What’s interesting is that this judgment usually comes from the very people ostensibly advocating for mothers, yet somehow mothers themselves end up bearing the brunt of the blame and criticism. For example, I paid the same ostetrica who taught my class to visit us at home about a week after we’d brought Peanut home. What I’d hoped would be an informative and encouraging consultation was instead an extended exercise in “I told you so” (she had in fact warned me about the hospital where we ended up) and making me feel quite pessimistic by saying it was unlikely I’d be able to sustain the nursing past a few weeks at the rate I was going. (I do feel not a little smug having proved her wrong).

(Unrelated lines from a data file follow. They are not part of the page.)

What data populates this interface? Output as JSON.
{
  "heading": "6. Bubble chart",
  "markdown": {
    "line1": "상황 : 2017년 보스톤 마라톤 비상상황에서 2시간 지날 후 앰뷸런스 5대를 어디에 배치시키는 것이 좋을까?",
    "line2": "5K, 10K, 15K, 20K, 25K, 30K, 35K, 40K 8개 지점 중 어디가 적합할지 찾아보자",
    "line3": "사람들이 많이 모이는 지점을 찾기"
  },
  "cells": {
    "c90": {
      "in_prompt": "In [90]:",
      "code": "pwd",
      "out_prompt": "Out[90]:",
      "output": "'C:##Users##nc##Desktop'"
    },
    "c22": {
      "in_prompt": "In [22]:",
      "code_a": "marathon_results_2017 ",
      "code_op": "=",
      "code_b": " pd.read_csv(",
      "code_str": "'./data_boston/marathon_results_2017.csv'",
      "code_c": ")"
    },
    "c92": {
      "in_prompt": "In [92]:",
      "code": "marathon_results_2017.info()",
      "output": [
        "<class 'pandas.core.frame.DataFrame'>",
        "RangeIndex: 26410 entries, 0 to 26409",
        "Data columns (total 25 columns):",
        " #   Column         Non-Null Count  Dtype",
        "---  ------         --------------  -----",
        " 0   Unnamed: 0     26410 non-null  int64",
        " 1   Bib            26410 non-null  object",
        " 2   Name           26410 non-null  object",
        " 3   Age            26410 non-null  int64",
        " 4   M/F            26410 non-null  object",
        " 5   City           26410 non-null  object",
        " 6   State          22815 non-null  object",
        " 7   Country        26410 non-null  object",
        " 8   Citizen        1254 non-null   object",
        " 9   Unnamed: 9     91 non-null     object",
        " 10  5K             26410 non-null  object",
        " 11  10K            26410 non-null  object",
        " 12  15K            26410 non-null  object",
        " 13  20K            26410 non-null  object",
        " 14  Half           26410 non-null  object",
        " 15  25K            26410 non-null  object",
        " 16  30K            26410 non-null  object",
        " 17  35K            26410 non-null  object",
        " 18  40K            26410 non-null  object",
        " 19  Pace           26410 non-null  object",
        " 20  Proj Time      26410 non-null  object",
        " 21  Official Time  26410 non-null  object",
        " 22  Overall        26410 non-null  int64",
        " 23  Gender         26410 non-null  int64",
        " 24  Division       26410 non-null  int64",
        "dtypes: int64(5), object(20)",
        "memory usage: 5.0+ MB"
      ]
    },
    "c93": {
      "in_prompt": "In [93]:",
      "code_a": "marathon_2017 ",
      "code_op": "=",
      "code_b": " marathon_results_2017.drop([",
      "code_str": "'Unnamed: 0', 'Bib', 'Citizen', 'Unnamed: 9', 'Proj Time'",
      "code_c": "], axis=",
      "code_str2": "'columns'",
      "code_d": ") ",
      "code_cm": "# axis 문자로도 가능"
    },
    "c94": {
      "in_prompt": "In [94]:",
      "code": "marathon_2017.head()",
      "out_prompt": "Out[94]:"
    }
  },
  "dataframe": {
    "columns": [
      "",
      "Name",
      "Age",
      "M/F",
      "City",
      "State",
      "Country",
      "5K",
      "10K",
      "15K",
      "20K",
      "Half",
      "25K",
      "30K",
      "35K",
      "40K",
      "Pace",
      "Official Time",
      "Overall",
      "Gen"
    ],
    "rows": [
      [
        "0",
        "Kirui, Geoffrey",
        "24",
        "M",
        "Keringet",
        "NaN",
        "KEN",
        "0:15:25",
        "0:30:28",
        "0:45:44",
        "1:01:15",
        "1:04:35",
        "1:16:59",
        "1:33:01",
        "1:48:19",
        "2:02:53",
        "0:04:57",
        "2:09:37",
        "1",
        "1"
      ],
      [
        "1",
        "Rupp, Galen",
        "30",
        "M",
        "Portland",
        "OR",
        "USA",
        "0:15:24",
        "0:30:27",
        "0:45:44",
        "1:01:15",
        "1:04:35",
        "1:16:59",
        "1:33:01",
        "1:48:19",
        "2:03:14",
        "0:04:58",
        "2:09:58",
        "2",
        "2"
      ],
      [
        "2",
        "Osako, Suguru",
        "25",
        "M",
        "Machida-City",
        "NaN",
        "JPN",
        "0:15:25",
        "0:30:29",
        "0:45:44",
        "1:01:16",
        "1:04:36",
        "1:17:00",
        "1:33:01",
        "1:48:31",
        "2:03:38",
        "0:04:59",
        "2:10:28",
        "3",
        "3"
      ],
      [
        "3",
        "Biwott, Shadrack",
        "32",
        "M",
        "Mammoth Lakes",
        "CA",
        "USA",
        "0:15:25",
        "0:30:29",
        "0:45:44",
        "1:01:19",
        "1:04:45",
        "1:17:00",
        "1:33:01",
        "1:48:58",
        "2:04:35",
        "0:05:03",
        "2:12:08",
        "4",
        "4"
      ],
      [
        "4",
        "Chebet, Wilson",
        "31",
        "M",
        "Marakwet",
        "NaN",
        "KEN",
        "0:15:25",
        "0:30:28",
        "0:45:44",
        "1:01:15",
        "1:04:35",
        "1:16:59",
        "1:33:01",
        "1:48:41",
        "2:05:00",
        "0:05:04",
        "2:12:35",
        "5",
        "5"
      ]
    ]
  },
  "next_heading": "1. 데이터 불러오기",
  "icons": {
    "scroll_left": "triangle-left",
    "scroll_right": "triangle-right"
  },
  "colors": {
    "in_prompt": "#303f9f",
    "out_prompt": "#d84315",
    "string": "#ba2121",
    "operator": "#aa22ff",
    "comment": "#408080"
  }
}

It’s hardcore “lactivists” like this whose scorn I fear when I admit to having supplemented with formula throughout Peanut’s first six months (or more precisely having someone else give it to him). While I’m the first to sing breast milk’s praises, I also frankly feel grateful that Peanut was flexible enough to afford me the spur-of-the-moment freedom of having that second drink at Christmas dinner or enjoying a night out with the girls. I wish there was more encouragement for this kind of middle ground, that we mums were told more “whatever works, you’re doing a great job,” rather than having to deal with all the judgment, guilt and blame.
During those fraught postpartum weeks when I didn’t know if I’d be able to pull this nursing thing off and someone like the grocery store clerk asked me if I was giving Peanut my milk, I’d respond with a mixture of defensiveness and hope: “I’m trying.” So I truly feel for all those women out there who have to answer that question in the negative, through no fault of their own; who are thus made to feel inadequate and are constantly reminded of how they don’t quite measure up to Italian society’s contradictory expectations of them.